This article describes the development and validation of the Sport Anxiety Scale-2 (SAS-2), a multidimensional measure of cognitive and somatic trait anxiety in sport performance settings. Scale development was stimulated by findings that the 3-factor structure of the original Sport Anxiety Scale (SAS; Smith, Smoll, & Schutz, 1990) could not be reproduced in child samples and that several items on the scale produced conflicting factor loadings in adult samples. Alternative items having readability levels of grade 4 or below were therefore written to create a new version suitable for both children and adults. Exploratory and confirmatory factor analyses replicated the original SAS factor structure at all age levels, yielding separate 5-item subscales for Somatic Anxiety, Worry, and Concentration Disruption in samples as young as 9 to 10 years of age. The SAS-2 has stronger factorial validity than the original scale did, and construct validity research indicates that scores relate to other psychological measures as expected. The scale reliably predicts precompetition state anxiety scores and proved sensitive to anxiety-reduction interventions directed at youth sport coaches and parents.

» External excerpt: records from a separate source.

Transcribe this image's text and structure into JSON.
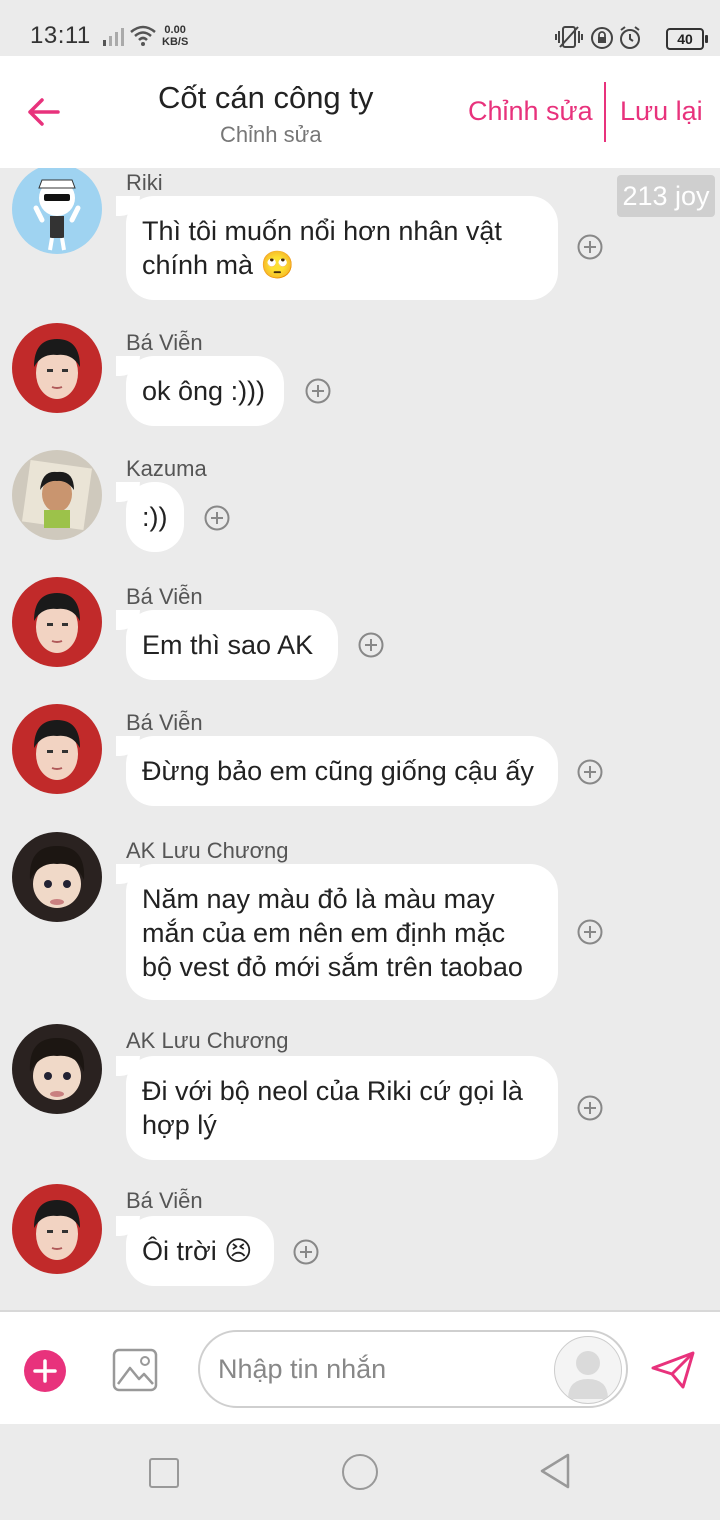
{
  "status_bar": {
    "time": "13:11",
    "speed_value": "0.00",
    "speed_unit": "KB/S",
    "battery": "40"
  },
  "header": {
    "title": "Cốt cán công ty",
    "subtitle": "Chỉnh sửa",
    "edit_label": "Chỉnh sửa",
    "save_label": "Lưu lại"
  },
  "badge": "213 joy",
  "messages": [
    {
      "sender": "Riki",
      "lines": [
        "Thì tôi muốn nổi hơn nhân vật",
        "chính mà 🙄"
      ]
    },
    {
      "sender": "Bá Viễn",
      "lines": [
        "ok ông :)))"
      ]
    },
    {
      "sender": "Kazuma",
      "lines": [
        ":))"
      ]
    },
    {
      "sender": "Bá Viễn",
      "lines": [
        "Em thì sao AK"
      ]
    },
    {
      "sender": "Bá Viễn",
      "lines": [
        "Đừng bảo em cũng giống cậu ấy"
      ]
    },
    {
      "sender": "AK Lưu Chương",
      "lines": [
        "Năm nay màu đỏ là màu may",
        "mắn của em nên em định mặc",
        "bộ vest đỏ mới sắm trên taobao"
      ]
    },
    {
      "sender": "AK Lưu Chương",
      "lines": [
        "Đi với bộ neol của Riki cứ gọi là",
        "hợp lý"
      ]
    },
    {
      "sender": "Bá Viễn",
      "lines": [
        "Ôi trời 😣"
      ]
    }
  ],
  "composer": {
    "placeholder": "Nhập tin nhắn"
  },
  "colors": {
    "accent": "#e8327c",
    "background": "#ebebeb",
    "bubble": "#ffffff"
  }
}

Martyn Standage, Hannah J. Wilkie, Russell Jago, Charlie Foster, Mary A. Goad, and Sean P. Cumming
The Active Healthy Kids 2014 England Report Card aims to provide a systematic assessment of how England is performing in relation to engaging and facilitating physical activity (PA) in children and young people.
The systematic methods and processes that underpin the Active Healthy Kids Canada Report Card were used and adapted. Data and evidence were consolidated, reviewed by a panel of content experts, and used to inform the assignment of letter grades (A, B, C, D, F) to 9 core indicators related to PA.
Children’s Overall Physical Activity received a grade of C/D. Active Transportation and Organized Sport Participation received grades of C and C-, respectively. The indicators of School and Community and the Built Environment were graded favorable with grades of A- and B, respectively. Active Play, Sedentary Behaviors, Family and Peers, and Government Strategies and Investments were graded as INC (incomplete) due to a lack of nationally representative data and/or as a result of data not mapping onto the benchmarks used to assign the grades.
Substantial provision for PA opportunities in England exists. Yet more effort is required to maximize use of these resources to increase PA participation.